**Task instructions**
Repeat the entire listing exactly.

-------------------------

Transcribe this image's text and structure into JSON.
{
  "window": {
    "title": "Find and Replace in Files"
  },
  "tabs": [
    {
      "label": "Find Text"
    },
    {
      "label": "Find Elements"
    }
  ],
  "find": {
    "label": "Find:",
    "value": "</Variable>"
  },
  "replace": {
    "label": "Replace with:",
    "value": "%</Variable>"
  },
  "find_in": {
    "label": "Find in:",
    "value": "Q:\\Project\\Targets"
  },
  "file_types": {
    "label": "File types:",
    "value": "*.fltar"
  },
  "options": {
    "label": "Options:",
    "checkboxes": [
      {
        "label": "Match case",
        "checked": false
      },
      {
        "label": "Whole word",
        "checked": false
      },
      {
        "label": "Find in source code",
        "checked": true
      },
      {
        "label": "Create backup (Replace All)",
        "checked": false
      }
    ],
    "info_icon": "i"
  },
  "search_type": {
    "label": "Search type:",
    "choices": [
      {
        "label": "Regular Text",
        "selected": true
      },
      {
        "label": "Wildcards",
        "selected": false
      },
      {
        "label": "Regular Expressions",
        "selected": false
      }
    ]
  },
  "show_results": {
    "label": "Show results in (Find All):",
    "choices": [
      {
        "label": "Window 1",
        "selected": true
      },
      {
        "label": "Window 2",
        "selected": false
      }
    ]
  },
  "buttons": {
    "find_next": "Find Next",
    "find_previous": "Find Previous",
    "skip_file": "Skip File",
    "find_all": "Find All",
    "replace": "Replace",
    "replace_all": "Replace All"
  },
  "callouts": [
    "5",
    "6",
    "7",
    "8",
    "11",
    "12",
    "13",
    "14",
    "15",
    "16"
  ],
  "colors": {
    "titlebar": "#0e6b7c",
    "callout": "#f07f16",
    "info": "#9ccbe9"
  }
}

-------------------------

**Result**
Transcribe this image's text and structure into JSON.
{
  "window": {
    "title": "Find and Replace in Files"
  },
  "tabs": [
    {
      "label": "Find Text"
    },
    {
      "label": "Find Elements"
    }
  ],
  "find": {
    "label": "Find:",
    "value": "</Variable>"
  },
  "replace": {
    "label": "Replace with:",
    "value": "%</Variable>"
  },
  "find_in": {
    "label": "Find in:",
    "value": "Q:\\Project\\Targets"
  },
  "file_types": {
    "label": "File types:",
    "value": "*.fltar"
  },
  "options": {
    "label": "Options:",
    "checkboxes": [
      {
        "label": "Match case",
        "checked": false
      },
      {
        "label": "Whole word",
        "checked": false
      },
      {
        "label": "Find in source code",
        "checked": true
      },
      {
        "label": "Create backup (Replace All)",
        "checked": false
      }
    ],
    "info_icon": "i"
  },
  "search_type": {
    "label": "Search type:",
    "choices": [
      {
        "label": "Regular Text",
        "selected": true
      },
      {
        "label": "Wildcards",
        "selected": false
      },
      {
        "label": "Regular Expressions",
        "selected": false
      }
    ]
  },
  "show_results": {
    "label": "Show results in (Find All):",
    "choices": [
      {
        "label": "Window 1",
        "selected": true
      },
      {
        "label": "Window 2",
        "selected": false
      }
    ]
  },
  "buttons": {
    "find_next": "Find Next",
    "find_previous": "Find Previous",
    "skip_file": "Skip File",
    "find_all": "Find All",
    "replace": "Replace",
    "replace_all": "Replace All"
  },
  "callouts": [
    "5",
    "6",
    "7",
    "8",
    "11",
    "12",
    "13",
    "14",
    "15",
    "16"
  ],
  "colors": {
    "titlebar": "#0e6b7c",
    "callout": "#f07f16",
    "info": "#9ccbe9"
  }
}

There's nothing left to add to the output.